The EQ and high-pass filter were flexible and easy to use. Boosting and cutting frequencies was sensitive and abundant, and the means to adjust the center frequencies of all four bands helped to solve tonal dilemmas. This feature was particularly beneficial in live settings where different rooms (and instruments) required different solutions. For example, I used the complete rig with an 18-piece swing band in an 800-seat theater where I was playing a German upright. Equipped with a Fishman Full Circle pickup, my bass was experiencing nasal-y mids and had a nasty feedback issue on the open 3rd string. I set the feedback filter to cut the “A” frequency -7 dB and cut -2 dB from the high mids centered at 800 Hz. These adjustments resulted in a natural sound that really conveyed the wood of the instrument. I also gave the low mids a +2 dB boost at 150 Hz and set the high-pass filter at 70 Hz, which provided notes a plump, tight bottom. While it did take a few minutes to set the EQ for the room, I didn’t have to make any further adjustments the rest of the night and could instead focus on supporting the ensemble with confident, well-defined bass lines.

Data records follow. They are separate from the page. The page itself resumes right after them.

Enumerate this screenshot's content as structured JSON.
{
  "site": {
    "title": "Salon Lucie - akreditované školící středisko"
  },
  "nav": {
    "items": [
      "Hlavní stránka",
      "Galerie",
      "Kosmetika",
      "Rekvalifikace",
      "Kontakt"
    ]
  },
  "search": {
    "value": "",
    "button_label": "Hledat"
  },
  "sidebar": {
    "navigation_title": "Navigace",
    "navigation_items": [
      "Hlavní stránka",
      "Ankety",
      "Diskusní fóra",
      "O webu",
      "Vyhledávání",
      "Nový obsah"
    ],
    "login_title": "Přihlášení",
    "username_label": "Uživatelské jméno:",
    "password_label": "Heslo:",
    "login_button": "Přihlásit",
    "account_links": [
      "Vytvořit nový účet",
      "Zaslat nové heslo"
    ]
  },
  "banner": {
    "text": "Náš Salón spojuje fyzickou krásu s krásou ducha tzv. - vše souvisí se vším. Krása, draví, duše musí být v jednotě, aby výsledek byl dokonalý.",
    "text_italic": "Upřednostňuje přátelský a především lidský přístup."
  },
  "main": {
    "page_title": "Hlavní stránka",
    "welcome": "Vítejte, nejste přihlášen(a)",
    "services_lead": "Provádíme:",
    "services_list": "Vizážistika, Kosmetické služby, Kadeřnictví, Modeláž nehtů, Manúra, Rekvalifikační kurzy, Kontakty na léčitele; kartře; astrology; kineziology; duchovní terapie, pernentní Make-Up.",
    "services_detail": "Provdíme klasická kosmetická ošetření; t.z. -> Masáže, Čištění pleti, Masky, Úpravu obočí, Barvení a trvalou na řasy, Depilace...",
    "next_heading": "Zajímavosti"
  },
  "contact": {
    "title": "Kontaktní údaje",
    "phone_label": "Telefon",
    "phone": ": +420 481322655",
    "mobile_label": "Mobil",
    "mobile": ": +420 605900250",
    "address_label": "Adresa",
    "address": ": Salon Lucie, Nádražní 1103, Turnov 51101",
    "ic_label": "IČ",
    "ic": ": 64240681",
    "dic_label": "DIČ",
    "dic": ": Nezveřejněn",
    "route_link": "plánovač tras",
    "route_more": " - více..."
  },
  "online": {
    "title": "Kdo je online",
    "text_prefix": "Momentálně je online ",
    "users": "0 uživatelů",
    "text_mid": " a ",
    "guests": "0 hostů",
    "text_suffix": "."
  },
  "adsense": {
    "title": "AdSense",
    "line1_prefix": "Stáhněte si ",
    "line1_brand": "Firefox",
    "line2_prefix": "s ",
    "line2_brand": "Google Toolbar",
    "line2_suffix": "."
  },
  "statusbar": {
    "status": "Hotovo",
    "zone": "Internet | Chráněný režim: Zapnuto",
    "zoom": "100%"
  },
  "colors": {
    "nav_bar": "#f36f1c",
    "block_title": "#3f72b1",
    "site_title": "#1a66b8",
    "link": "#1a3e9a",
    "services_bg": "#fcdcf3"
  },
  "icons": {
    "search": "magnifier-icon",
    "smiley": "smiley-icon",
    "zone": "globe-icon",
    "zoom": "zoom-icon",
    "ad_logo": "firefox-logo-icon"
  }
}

These impressions were consistent with every instrument and gig using the Bergantino rig. Whether it was beefing up the low end of a ’64 Jazz, crafting an upright-like tone with a Ned Steinberger EUB, or transmitting the detail of a Ritter R8 5-string, the features of the B|Amp pretty much accommodated any tonal demand. It didn’t matter if the amp was connected to the HD210 on a blues trio gig, two HD112s on a Chicago-style horn-band show, or the 2x10/1x12 combo for a rock show—the Bergantino rig delivered studio-quality tone with plenty of volume that sat in the mix to near perfection. My only gripe, albeit slight, would be the amp’s knobs. They felt somewhat flimsy and didn’t elicit total confidence they could handle the rigors of the road.The Verdict
The Bergantino Audio Systems B|Amp and HD cabs rank high amongst top options for bass amplification on the market. The components respect your instrument by delivering a bass’ characteristics with rapid-fire detail. It’s an excellent reference rig, rife with sound-shaping solutions that will please the tone tweaker, yet still surprise those who prefer streamlined simplicity. The price tag may likely scare some budget-conscious bassists, but what you get for the price truly feels well worth the investment. If you’re seeking a mighty serious upgrade to your signal chain, the Bergantino B|Amp and HD cabinet pairing just might be the missing link.